A private 1982 photograph of him posing with David Bowie taken by Linder Sterling was to have adorned the reissue of the one of his weakest singles (The Last Of The Famous International Playboys) which precedes the forthcoming re-release of his worst solo album Kill Uncle.

Bowie had other ideas and has ordered EMI UK not to allow this artwork to go ahead. Mr. B is not one to go public with the reasons for such decisions so we can only speculate as to why he objected.

The couple in question in happier times.

I can’t say that I’m surprised. It was a strange choice in the first place as, while the two once shared the stage together, Morrissey pulled out of the tour and the impression you get is that they are not exactly bosom buddies.

In a case of the pot calling the kettle black, Mozza has publicly declared that Bowie is no longer relevant. Perhaps the photograph, like the single’s title was meant as an ironic gesture in which case it’s a stunt that backfired unless you’re of the school that there’s no such thing as bad publicity.

I was once a massive fan of Morrissey but since hitting 50 in 2009 he has looked increasingly like a man out of time and I wish he would  do the decent thing and retire to devote himself to writing his memoirs.

It saddens me to say this as I speak as someone who once thought that the gladioli sprouting from the back of his jeans were a sign that the sun shone out of his behind. I even backed him when he draped himself with the Union Jack at a show Finsbury Park, London believing the accusations that this was a racist gesture were wildly over the top.

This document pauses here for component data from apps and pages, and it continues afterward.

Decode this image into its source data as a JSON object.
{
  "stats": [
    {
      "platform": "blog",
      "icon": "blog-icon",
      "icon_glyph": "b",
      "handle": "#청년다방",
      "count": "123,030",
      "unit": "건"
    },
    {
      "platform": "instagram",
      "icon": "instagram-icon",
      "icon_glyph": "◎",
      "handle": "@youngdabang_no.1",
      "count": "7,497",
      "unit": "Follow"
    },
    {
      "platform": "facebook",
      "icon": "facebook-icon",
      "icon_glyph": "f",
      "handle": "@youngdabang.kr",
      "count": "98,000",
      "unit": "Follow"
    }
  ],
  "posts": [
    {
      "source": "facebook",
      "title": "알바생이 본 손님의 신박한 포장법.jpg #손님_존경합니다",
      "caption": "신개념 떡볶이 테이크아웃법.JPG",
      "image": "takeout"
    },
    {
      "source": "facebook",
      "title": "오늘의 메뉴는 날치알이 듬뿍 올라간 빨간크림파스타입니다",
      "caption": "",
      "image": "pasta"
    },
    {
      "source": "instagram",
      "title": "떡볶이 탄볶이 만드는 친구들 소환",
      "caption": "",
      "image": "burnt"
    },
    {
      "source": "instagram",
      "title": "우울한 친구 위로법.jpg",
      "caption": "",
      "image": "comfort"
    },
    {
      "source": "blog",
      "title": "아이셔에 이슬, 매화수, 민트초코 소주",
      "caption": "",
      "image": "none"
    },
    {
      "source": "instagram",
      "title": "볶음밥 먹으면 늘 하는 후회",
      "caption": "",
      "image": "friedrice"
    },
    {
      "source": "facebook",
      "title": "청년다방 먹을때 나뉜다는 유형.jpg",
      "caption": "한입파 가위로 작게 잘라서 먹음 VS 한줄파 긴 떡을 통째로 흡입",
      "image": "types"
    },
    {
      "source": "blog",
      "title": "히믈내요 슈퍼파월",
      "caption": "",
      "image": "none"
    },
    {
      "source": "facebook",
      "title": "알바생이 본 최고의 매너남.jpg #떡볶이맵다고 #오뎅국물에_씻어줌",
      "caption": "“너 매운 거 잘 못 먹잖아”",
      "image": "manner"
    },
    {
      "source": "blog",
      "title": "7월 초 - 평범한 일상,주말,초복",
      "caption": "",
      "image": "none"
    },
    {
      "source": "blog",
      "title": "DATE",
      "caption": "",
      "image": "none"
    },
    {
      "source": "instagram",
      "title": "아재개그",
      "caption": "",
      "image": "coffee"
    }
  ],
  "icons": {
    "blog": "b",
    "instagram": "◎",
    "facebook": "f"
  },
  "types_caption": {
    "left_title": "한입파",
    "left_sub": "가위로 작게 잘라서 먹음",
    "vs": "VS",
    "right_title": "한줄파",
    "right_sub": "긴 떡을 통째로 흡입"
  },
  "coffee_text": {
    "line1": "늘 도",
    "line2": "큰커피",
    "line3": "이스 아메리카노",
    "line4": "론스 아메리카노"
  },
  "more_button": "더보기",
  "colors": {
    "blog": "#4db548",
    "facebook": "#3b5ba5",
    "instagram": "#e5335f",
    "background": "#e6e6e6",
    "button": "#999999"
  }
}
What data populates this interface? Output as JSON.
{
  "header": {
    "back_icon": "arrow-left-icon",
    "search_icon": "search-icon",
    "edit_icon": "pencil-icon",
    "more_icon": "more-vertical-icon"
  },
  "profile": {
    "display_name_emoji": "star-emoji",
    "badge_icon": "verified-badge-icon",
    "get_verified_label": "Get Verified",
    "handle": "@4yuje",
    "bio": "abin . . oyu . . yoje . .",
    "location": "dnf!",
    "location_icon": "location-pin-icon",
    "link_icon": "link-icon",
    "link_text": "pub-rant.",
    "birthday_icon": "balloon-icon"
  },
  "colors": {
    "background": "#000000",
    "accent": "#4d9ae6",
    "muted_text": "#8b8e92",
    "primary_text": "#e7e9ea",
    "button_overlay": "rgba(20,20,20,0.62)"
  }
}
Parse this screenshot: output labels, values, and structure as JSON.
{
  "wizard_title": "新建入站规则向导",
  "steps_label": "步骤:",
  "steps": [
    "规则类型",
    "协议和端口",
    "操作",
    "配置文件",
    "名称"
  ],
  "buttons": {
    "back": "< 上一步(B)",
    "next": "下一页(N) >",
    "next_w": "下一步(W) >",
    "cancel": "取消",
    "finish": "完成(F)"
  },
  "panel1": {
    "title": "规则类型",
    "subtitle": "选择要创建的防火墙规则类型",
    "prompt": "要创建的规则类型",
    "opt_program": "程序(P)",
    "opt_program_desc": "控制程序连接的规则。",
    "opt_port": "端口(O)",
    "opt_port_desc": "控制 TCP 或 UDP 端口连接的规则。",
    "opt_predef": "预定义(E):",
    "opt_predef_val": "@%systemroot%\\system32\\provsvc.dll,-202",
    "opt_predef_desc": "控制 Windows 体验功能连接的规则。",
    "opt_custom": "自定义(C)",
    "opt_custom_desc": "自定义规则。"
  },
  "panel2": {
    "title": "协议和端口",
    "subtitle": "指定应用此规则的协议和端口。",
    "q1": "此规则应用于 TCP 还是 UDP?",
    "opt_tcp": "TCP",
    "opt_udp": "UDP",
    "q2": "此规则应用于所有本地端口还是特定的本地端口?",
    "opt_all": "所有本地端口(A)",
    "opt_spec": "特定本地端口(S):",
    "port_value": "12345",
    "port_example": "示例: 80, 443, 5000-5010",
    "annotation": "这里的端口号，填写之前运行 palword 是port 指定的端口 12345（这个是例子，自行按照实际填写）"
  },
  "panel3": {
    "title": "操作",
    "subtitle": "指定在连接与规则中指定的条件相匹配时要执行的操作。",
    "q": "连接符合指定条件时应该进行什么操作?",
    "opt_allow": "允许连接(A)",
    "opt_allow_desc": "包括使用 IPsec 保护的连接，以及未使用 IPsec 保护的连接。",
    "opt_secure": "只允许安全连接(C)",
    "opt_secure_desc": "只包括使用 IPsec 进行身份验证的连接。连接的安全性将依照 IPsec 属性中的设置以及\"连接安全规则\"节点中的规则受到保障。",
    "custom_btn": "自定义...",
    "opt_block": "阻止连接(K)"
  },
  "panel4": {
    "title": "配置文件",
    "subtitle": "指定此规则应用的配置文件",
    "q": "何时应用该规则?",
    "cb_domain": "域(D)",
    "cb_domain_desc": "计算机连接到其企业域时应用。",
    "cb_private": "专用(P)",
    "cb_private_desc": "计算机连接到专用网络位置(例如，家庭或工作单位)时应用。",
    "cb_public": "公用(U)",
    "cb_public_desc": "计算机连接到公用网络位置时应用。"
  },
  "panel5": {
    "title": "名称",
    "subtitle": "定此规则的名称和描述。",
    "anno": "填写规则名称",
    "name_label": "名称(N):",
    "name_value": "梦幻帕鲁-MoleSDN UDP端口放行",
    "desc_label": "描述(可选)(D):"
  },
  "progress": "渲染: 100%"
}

But his more recent outbursts about Chinese being a subspecies because of the way they treat animals, or the royal family being a dictatorship or about  giving the Falkland Islands back to the Argentinians seem like deliberately provocative rent-a-mouth quotes rather than opinions that come from the heart.

In another time and another place these are the kind of comments I would have applauded but now they just sound like the moans of a grumpy old man (and before you accuse me of being ageist I should add that he’s one year younger than me!).

I prefer to remember him as he once was, on Top of the Pops, looking skinny, wearing National Health Service spectacles and a hearing aid – an image that showed that mock rock was a vibrant alternative to the tired posturing of cock rock.